» Exercise details: Line by line, set down all the data below exactly, omitting any picture.

<<<<

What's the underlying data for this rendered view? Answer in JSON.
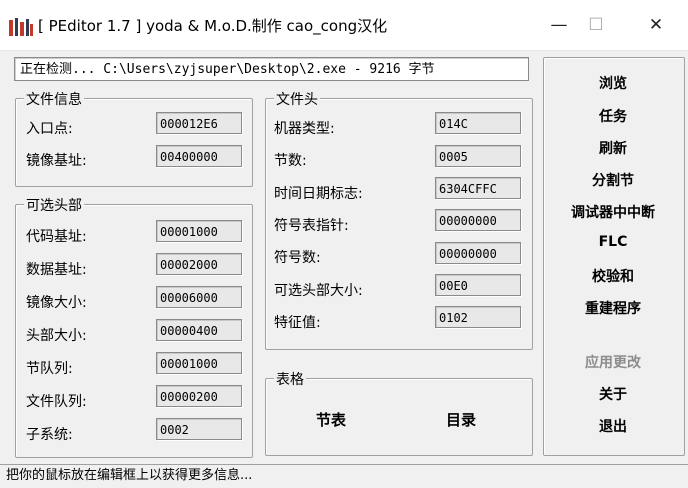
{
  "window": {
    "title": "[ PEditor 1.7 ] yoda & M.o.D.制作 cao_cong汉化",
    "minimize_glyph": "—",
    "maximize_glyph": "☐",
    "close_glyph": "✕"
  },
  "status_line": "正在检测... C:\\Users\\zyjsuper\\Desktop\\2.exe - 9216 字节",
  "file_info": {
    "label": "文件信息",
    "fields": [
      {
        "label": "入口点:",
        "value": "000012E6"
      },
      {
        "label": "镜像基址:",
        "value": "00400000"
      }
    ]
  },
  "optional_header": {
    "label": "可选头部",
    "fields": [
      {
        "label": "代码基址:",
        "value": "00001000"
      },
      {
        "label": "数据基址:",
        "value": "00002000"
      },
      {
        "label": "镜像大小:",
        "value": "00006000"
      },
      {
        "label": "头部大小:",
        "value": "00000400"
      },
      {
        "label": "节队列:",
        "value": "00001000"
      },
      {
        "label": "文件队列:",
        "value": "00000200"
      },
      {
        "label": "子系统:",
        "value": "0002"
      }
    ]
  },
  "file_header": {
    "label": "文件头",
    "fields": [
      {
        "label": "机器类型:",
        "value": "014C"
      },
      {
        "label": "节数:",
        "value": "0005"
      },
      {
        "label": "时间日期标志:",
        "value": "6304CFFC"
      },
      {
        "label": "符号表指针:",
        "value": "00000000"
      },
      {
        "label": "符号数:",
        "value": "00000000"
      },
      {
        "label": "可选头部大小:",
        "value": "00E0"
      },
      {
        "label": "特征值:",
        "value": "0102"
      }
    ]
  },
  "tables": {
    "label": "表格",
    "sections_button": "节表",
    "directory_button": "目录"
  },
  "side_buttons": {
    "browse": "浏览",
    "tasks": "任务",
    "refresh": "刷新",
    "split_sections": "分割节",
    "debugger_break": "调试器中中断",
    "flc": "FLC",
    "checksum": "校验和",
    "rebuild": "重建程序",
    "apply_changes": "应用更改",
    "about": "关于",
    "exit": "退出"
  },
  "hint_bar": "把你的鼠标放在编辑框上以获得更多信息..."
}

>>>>

» Answer to this problem:
What's the underlying data for this rendered view? Answer in JSON.
{
  "window": {
    "title": "[ PEditor 1.7 ] yoda & M.o.D.制作 cao_cong汉化",
    "minimize_glyph": "—",
    "maximize_glyph": "☐",
    "close_glyph": "✕"
  },
  "status_line": "正在检测... C:\\Users\\zyjsuper\\Desktop\\2.exe - 9216 字节",
  "file_info": {
    "label": "文件信息",
    "fields": [
      {
        "label": "入口点:",
        "value": "000012E6"
      },
      {
        "label": "镜像基址:",
        "value": "00400000"
      }
    ]
  },
  "optional_header": {
    "label": "可选头部",
    "fields": [
      {
        "label": "代码基址:",
        "value": "00001000"
      },
      {
        "label": "数据基址:",
        "value": "00002000"
      },
      {
        "label": "镜像大小:",
        "value": "00006000"
      },
      {
        "label": "头部大小:",
        "value": "00000400"
      },
      {
        "label": "节队列:",
        "value": "00001000"
      },
      {
        "label": "文件队列:",
        "value": "00000200"
      },
      {
        "label": "子系统:",
        "value": "0002"
      }
    ]
  },
  "file_header": {
    "label": "文件头",
    "fields": [
      {
        "label": "机器类型:",
        "value": "014C"
      },
      {
        "label": "节数:",
        "value": "0005"
      },
      {
        "label": "时间日期标志:",
        "value": "6304CFFC"
      },
      {
        "label": "符号表指针:",
        "value": "00000000"
      },
      {
        "label": "符号数:",
        "value": "00000000"
      },
      {
        "label": "可选头部大小:",
        "value": "00E0"
      },
      {
        "label": "特征值:",
        "value": "0102"
      }
    ]
  },
  "tables": {
    "label": "表格",
    "sections_button": "节表",
    "directory_button": "目录"
  },
  "side_buttons": {
    "browse": "浏览",
    "tasks": "任务",
    "refresh": "刷新",
    "split_sections": "分割节",
    "debugger_break": "调试器中中断",
    "flc": "FLC",
    "checksum": "校验和",
    "rebuild": "重建程序",
    "apply_changes": "应用更改",
    "about": "关于",
    "exit": "退出"
  },
  "hint_bar": "把你的鼠标放在编辑框上以获得更多信息..."
}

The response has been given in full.